• Requirement:
Give an exact copy of the data that follows.

• Source data:
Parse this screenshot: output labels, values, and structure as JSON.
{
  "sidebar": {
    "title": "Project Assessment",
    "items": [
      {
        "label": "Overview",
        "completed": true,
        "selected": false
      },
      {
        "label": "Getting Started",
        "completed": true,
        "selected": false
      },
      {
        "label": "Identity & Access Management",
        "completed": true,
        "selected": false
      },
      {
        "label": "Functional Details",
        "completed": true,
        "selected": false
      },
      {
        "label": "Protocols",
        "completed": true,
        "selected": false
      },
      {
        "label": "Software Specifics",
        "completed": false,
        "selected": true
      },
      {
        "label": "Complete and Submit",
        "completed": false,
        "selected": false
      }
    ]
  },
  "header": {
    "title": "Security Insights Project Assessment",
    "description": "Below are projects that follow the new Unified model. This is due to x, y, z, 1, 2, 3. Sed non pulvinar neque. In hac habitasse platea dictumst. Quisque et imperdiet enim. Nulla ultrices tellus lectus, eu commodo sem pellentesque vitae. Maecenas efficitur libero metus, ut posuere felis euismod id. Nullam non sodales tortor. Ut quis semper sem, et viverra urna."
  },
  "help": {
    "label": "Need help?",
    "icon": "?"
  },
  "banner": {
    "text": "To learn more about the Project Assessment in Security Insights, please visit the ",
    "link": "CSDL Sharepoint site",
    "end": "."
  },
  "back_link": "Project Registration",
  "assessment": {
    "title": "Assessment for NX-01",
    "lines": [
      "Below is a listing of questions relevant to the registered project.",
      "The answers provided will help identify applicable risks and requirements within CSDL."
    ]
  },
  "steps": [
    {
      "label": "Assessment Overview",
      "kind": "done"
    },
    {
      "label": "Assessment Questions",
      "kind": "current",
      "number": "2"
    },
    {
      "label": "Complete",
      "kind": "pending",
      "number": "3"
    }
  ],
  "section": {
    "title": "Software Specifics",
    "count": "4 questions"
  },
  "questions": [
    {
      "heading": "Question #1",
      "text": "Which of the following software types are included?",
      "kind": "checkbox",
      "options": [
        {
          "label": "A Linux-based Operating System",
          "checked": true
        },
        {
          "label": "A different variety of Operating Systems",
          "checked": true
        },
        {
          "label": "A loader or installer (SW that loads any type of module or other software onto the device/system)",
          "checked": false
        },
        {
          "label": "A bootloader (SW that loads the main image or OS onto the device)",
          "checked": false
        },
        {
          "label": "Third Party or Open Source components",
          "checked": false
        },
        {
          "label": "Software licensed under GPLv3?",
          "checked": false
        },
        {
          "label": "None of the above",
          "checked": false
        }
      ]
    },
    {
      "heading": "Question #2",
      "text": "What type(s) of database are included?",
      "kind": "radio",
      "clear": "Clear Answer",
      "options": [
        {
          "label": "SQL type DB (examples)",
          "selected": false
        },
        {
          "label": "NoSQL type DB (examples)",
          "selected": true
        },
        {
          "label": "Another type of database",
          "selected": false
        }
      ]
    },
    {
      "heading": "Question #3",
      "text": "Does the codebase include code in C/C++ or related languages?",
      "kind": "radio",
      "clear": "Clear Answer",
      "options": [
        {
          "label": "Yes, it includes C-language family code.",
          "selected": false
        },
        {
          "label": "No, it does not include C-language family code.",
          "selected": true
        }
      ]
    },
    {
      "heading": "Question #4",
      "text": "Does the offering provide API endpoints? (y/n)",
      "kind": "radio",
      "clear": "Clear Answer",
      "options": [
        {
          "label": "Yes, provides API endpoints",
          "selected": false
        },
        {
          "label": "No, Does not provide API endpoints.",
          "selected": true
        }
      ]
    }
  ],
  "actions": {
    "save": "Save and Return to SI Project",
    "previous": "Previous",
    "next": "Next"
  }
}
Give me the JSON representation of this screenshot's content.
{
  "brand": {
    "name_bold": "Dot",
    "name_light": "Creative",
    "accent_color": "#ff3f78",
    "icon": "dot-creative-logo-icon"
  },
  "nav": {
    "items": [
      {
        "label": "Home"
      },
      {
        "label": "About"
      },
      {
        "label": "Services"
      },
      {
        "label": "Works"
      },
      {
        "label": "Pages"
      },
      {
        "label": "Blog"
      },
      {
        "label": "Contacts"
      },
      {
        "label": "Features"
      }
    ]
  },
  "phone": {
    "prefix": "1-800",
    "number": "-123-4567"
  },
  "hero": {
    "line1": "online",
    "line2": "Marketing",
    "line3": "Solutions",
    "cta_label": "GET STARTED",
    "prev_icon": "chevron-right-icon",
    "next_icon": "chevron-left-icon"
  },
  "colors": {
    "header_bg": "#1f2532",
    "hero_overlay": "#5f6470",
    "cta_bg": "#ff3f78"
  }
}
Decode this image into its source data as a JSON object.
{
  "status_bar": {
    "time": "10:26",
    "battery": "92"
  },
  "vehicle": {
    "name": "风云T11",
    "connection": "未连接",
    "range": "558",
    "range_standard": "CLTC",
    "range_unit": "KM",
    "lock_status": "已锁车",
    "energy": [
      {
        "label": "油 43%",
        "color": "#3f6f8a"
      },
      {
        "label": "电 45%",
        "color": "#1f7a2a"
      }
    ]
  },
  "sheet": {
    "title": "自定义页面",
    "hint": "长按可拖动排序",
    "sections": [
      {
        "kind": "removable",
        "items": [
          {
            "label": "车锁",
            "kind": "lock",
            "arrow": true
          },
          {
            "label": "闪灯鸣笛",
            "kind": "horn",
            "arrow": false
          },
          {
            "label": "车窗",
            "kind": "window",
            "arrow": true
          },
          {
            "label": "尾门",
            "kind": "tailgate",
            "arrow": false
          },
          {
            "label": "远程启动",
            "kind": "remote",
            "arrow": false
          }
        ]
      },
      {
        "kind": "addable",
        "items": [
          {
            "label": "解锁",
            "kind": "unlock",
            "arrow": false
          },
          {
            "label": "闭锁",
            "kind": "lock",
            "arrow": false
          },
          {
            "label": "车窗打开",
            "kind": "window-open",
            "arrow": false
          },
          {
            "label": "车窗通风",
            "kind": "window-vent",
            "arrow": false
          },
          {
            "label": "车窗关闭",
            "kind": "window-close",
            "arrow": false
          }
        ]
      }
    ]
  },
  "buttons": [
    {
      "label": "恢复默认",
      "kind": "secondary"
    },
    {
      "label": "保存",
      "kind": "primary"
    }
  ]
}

• Finished exercise:
Parse this screenshot: output labels, values, and structure as JSON.
{
  "sidebar": {
    "title": "Project Assessment",
    "items": [
      {
        "label": "Overview",
        "completed": true,
        "selected": false
      },
      {
        "label": "Getting Started",
        "completed": true,
        "selected": false
      },
      {
        "label": "Identity & Access Management",
        "completed": true,
        "selected": false
      },
      {
        "label": "Functional Details",
        "completed": true,
        "selected": false
      },
      {
        "label": "Protocols",
        "completed": true,
        "selected": false
      },
      {
        "label": "Software Specifics",
        "completed": false,
        "selected": true
      },
      {
        "label": "Complete and Submit",
        "completed": false,
        "selected": false
      }
    ]
  },
  "header": {
    "title": "Security Insights Project Assessment",
    "description": "Below are projects that follow the new Unified model. This is due to x, y, z, 1, 2, 3. Sed non pulvinar neque. In hac habitasse platea dictumst. Quisque et imperdiet enim. Nulla ultrices tellus lectus, eu commodo sem pellentesque vitae. Maecenas efficitur libero metus, ut posuere felis euismod id. Nullam non sodales tortor. Ut quis semper sem, et viverra urna."
  },
  "help": {
    "label": "Need help?",
    "icon": "?"
  },
  "banner": {
    "text": "To learn more about the Project Assessment in Security Insights, please visit the ",
    "link": "CSDL Sharepoint site",
    "end": "."
  },
  "back_link": "Project Registration",
  "assessment": {
    "title": "Assessment for NX-01",
    "lines": [
      "Below is a listing of questions relevant to the registered project.",
      "The answers provided will help identify applicable risks and requirements within CSDL."
    ]
  },
  "steps": [
    {
      "label": "Assessment Overview",
      "kind": "done"
    },
    {
      "label": "Assessment Questions",
      "kind": "current",
      "number": "2"
    },
    {
      "label": "Complete",
      "kind": "pending",
      "number": "3"
    }
  ],
  "section": {
    "title": "Software Specifics",
    "count": "4 questions"
  },
  "questions": [
    {
      "heading": "Question #1",
      "text": "Which of the following software types are included?",
      "kind": "checkbox",
      "options": [
        {
          "label": "A Linux-based Operating System",
          "checked": true
        },
        {
          "label": "A different variety of Operating Systems",
          "checked": true
        },
        {
          "label": "A loader or installer (SW that loads any type of module or other software onto the device/system)",
          "checked": false
        },
        {
          "label": "A bootloader (SW that loads the main image or OS onto the device)",
          "checked": false
        },
        {
          "label": "Third Party or Open Source components",
          "checked": false
        },
        {
          "label": "Software licensed under GPLv3?",
          "checked": false
        },
        {
          "label": "None of the above",
          "checked": false
        }
      ]
    },
    {
      "heading": "Question #2",
      "text": "What type(s) of database are included?",
      "kind": "radio",
      "clear": "Clear Answer",
      "options": [
        {
          "label": "SQL type DB (examples)",
          "selected": false
        },
        {
          "label": "NoSQL type DB (examples)",
          "selected": true
        },
        {
          "label": "Another type of database",
          "selected": false
        }
      ]
    },
    {
      "heading": "Question #3",
      "text": "Does the codebase include code in C/C++ or related languages?",
      "kind": "radio",
      "clear": "Clear Answer",
      "options": [
        {
          "label": "Yes, it includes C-language family code.",
          "selected": false
        },
        {
          "label": "No, it does not include C-language family code.",
          "selected": true
        }
      ]
    },
    {
      "heading": "Question #4",
      "text": "Does the offering provide API endpoints? (y/n)",
      "kind": "radio",
      "clear": "Clear Answer",
      "options": [
        {
          "label": "Yes, provides API endpoints",
          "selected": false
        },
        {
          "label": "No, Does not provide API endpoints.",
          "selected": true
        }
      ]
    }
  ],
  "actions": {
    "save": "Save and Return to SI Project",
    "previous": "Previous",
    "next": "Next"
  }
}
Give me the JSON representation of this screenshot's content.
{
  "brand": {
    "name_bold": "Dot",
    "name_light": "Creative",
    "accent_color": "#ff3f78",
    "icon": "dot-creative-logo-icon"
  },
  "nav": {
    "items": [
      {
        "label": "Home"
      },
      {
        "label": "About"
      },
      {
        "label": "Services"
      },
      {
        "label": "Works"
      },
      {
        "label": "Pages"
      },
      {
        "label": "Blog"
      },
      {
        "label": "Contacts"
      },
      {
        "label": "Features"
      }
    ]
  },
  "phone": {
    "prefix": "1-800",
    "number": "-123-4567"
  },
  "hero": {
    "line1": "online",
    "line2": "Marketing",
    "line3": "Solutions",
    "cta_label": "GET STARTED",
    "prev_icon": "chevron-right-icon",
    "next_icon": "chevron-left-icon"
  },
  "colors": {
    "header_bg": "#1f2532",
    "hero_overlay": "#5f6470",
    "cta_bg": "#ff3f78"
  }
}
Decode this image into its source data as a JSON object.
{
  "status_bar": {
    "time": "10:26",
    "battery": "92"
  },
  "vehicle": {
    "name": "风云T11",
    "connection": "未连接",
    "range": "558",
    "range_standard": "CLTC",
    "range_unit": "KM",
    "lock_status": "已锁车",
    "energy": [
      {
        "label": "油 43%",
        "color": "#3f6f8a"
      },
      {
        "label": "电 45%",
        "color": "#1f7a2a"
      }
    ]
  },
  "sheet": {
    "title": "自定义页面",
    "hint": "长按可拖动排序",
    "sections": [
      {
        "kind": "removable",
        "items": [
          {
            "label": "车锁",
            "kind": "lock",
            "arrow": true
          },
          {
            "label": "闪灯鸣笛",
            "kind": "horn",
            "arrow": false
          },
          {
            "label": "车窗",
            "kind": "window",
            "arrow": true
          },
          {
            "label": "尾门",
            "kind": "tailgate",
            "arrow": false
          },
          {
            "label": "远程启动",
            "kind": "remote",
            "arrow": false
          }
        ]
      },
      {
        "kind": "addable",
        "items": [
          {
            "label": "解锁",
            "kind": "unlock",
            "arrow": false
          },
          {
            "label": "闭锁",
            "kind": "lock",
            "arrow": false
          },
          {
            "label": "车窗打开",
            "kind": "window-open",
            "arrow": false
          },
          {
            "label": "车窗通风",
            "kind": "window-vent",
            "arrow": false
          },
          {
            "label": "车窗关闭",
            "kind": "window-close",
            "arrow": false
          }
        ]
      }
    ]
  },
  "buttons": [
    {
      "label": "恢复默认",
      "kind": "secondary"
    },
    {
      "label": "保存",
      "kind": "primary"
    }
  ]
}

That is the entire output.